Records from a data collection
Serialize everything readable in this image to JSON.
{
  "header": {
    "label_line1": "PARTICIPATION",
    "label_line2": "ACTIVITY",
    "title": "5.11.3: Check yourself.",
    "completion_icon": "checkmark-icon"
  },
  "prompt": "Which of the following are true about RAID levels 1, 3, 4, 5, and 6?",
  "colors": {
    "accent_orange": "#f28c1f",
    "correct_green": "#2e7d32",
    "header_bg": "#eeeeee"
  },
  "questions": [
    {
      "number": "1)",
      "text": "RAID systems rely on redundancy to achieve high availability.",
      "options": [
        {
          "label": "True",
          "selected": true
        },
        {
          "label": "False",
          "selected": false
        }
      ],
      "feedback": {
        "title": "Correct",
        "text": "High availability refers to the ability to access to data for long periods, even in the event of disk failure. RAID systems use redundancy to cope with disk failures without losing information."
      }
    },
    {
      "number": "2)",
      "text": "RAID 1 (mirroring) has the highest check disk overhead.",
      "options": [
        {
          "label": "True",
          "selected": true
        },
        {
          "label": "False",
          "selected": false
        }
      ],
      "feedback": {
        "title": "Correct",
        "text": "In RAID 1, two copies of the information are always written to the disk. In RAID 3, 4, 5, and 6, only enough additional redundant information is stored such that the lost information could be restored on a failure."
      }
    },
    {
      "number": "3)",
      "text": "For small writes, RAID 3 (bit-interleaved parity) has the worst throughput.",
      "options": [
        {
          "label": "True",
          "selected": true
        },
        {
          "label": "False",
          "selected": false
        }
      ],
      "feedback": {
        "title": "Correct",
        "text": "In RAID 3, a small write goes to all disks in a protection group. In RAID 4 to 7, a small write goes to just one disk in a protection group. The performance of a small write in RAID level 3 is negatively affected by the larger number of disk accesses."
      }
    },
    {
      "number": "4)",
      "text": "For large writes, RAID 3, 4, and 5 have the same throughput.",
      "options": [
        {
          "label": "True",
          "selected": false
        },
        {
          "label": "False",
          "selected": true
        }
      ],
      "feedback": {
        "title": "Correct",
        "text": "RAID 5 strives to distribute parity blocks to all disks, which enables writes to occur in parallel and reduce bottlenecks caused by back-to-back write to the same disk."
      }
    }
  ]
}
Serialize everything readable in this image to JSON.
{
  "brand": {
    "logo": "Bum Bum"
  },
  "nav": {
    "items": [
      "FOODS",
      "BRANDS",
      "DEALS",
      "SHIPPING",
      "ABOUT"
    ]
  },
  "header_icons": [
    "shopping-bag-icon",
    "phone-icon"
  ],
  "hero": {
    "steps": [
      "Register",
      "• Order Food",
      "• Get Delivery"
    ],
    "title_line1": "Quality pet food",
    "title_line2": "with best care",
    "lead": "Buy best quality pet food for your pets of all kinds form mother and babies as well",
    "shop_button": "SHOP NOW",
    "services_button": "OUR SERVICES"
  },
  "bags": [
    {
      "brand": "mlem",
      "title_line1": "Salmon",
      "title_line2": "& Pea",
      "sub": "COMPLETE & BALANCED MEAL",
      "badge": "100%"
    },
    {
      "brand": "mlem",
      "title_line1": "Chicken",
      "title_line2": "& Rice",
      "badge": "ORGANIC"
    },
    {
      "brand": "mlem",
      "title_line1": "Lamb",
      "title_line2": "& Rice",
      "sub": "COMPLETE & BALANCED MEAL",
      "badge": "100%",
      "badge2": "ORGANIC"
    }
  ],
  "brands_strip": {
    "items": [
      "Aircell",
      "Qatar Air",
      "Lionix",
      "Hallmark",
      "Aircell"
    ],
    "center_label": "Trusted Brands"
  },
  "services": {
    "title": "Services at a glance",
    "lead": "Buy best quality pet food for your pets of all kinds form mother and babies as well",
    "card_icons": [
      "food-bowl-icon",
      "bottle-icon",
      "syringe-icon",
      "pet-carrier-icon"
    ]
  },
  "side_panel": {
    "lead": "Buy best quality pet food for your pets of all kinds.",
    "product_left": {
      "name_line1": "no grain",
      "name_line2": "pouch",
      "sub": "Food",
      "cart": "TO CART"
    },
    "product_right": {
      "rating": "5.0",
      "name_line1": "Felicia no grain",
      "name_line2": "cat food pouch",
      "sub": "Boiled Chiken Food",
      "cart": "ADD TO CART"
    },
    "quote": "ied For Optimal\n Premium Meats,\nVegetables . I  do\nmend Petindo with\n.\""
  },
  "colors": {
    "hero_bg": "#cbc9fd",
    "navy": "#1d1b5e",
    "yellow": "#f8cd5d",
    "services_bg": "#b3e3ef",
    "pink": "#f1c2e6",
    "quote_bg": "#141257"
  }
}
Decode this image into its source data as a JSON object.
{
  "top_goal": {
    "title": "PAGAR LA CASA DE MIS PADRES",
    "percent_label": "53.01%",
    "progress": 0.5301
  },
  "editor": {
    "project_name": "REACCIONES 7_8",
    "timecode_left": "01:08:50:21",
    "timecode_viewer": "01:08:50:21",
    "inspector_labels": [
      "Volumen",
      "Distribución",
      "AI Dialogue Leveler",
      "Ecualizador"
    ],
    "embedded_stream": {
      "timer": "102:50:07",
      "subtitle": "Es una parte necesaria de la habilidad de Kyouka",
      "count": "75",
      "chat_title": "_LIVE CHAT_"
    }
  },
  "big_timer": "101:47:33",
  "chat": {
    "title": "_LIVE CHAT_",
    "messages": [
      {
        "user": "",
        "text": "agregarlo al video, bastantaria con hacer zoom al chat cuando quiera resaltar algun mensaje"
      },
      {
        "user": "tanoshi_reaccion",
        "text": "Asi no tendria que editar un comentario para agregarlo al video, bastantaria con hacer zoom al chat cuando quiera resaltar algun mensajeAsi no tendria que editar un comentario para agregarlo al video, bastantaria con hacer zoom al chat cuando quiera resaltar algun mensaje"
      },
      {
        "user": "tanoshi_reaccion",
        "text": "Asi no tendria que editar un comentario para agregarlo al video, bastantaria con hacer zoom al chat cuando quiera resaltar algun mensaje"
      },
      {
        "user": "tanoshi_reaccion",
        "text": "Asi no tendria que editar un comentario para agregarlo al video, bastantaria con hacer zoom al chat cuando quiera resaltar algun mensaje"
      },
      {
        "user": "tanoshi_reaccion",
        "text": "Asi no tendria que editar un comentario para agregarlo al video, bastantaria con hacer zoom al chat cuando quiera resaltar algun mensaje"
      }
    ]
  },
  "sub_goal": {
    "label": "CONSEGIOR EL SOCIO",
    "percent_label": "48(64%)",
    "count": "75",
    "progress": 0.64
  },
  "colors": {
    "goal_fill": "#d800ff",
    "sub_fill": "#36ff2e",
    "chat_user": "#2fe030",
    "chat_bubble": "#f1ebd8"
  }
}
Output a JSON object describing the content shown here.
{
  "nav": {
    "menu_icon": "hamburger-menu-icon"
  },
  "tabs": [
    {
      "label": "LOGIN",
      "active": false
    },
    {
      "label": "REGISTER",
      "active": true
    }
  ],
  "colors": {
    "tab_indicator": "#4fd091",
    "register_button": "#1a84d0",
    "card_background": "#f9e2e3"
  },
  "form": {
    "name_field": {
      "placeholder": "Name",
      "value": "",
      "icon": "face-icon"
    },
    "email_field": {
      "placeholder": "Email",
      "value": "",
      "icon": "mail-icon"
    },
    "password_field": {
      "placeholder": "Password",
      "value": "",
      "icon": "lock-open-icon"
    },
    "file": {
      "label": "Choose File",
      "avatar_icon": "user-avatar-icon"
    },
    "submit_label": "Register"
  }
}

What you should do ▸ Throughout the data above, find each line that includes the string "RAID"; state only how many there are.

Task result ▸ 9